• [Exercise] An exact copy of every entry below is required, and no picture may appear in it.

• [Items from an interface collection]
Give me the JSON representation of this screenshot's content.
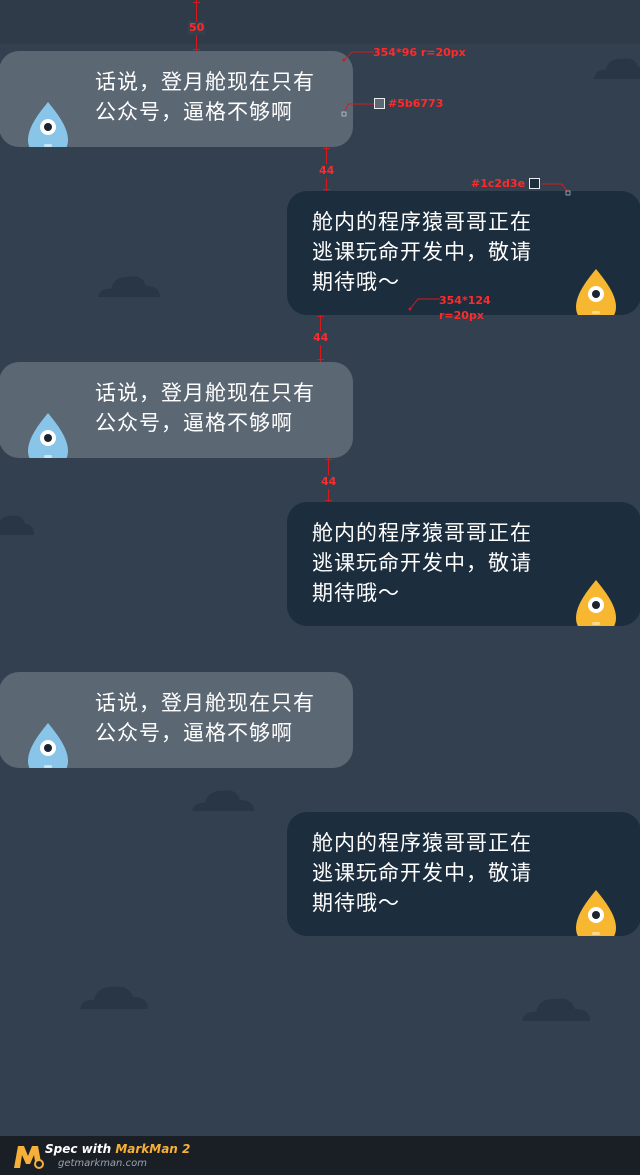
{
  "colors": {
    "background": "#33404f",
    "left_bubble": "#5b6773",
    "right_bubble": "#1c2d3e",
    "left_avatar": "#89c5e8",
    "right_avatar": "#f7b731",
    "annotation": "#ff2a2a"
  },
  "messages": [
    {
      "side": "left",
      "text": "话说，登月舱现在只有\n公众号，逼格不够啊",
      "avatar": "blue-blob-avatar"
    },
    {
      "side": "right",
      "text": "舱内的程序猿哥哥正在\n逃课玩命开发中，敬请\n期待哦～",
      "avatar": "yellow-blob-avatar"
    },
    {
      "side": "left",
      "text": "话说，登月舱现在只有\n公众号，逼格不够啊",
      "avatar": "blue-blob-avatar"
    },
    {
      "side": "right",
      "text": "舱内的程序猿哥哥正在\n逃课玩命开发中，敬请\n期待哦～",
      "avatar": "yellow-blob-avatar"
    },
    {
      "side": "left",
      "text": "话说，登月舱现在只有\n公众号，逼格不够啊",
      "avatar": "blue-blob-avatar"
    },
    {
      "side": "right",
      "text": "舱内的程序猿哥哥正在\n逃课玩命开发中，敬请\n期待哦～",
      "avatar": "yellow-blob-avatar"
    }
  ],
  "annotations": {
    "top_gap": "50",
    "left_size": "354*96  r=20px",
    "left_color": "#5b6773",
    "right_color": "#1c2d3e",
    "right_size": "354*124",
    "right_radius": "r=20px",
    "gap1": "44",
    "gap2": "44",
    "gap3": "44"
  },
  "footer": {
    "prefix": "Spec with ",
    "brand": "MarkMan 2",
    "url": "getmarkman.com"
  }
}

• [Solution for this exercise]
Give me the JSON representation of this screenshot's content.
{
  "colors": {
    "background": "#33404f",
    "left_bubble": "#5b6773",
    "right_bubble": "#1c2d3e",
    "left_avatar": "#89c5e8",
    "right_avatar": "#f7b731",
    "annotation": "#ff2a2a"
  },
  "messages": [
    {
      "side": "left",
      "text": "话说，登月舱现在只有\n公众号，逼格不够啊",
      "avatar": "blue-blob-avatar"
    },
    {
      "side": "right",
      "text": "舱内的程序猿哥哥正在\n逃课玩命开发中，敬请\n期待哦～",
      "avatar": "yellow-blob-avatar"
    },
    {
      "side": "left",
      "text": "话说，登月舱现在只有\n公众号，逼格不够啊",
      "avatar": "blue-blob-avatar"
    },
    {
      "side": "right",
      "text": "舱内的程序猿哥哥正在\n逃课玩命开发中，敬请\n期待哦～",
      "avatar": "yellow-blob-avatar"
    },
    {
      "side": "left",
      "text": "话说，登月舱现在只有\n公众号，逼格不够啊",
      "avatar": "blue-blob-avatar"
    },
    {
      "side": "right",
      "text": "舱内的程序猿哥哥正在\n逃课玩命开发中，敬请\n期待哦～",
      "avatar": "yellow-blob-avatar"
    }
  ],
  "annotations": {
    "top_gap": "50",
    "left_size": "354*96  r=20px",
    "left_color": "#5b6773",
    "right_color": "#1c2d3e",
    "right_size": "354*124",
    "right_radius": "r=20px",
    "gap1": "44",
    "gap2": "44",
    "gap3": "44"
  },
  "footer": {
    "prefix": "Spec with ",
    "brand": "MarkMan 2",
    "url": "getmarkman.com"
  }
}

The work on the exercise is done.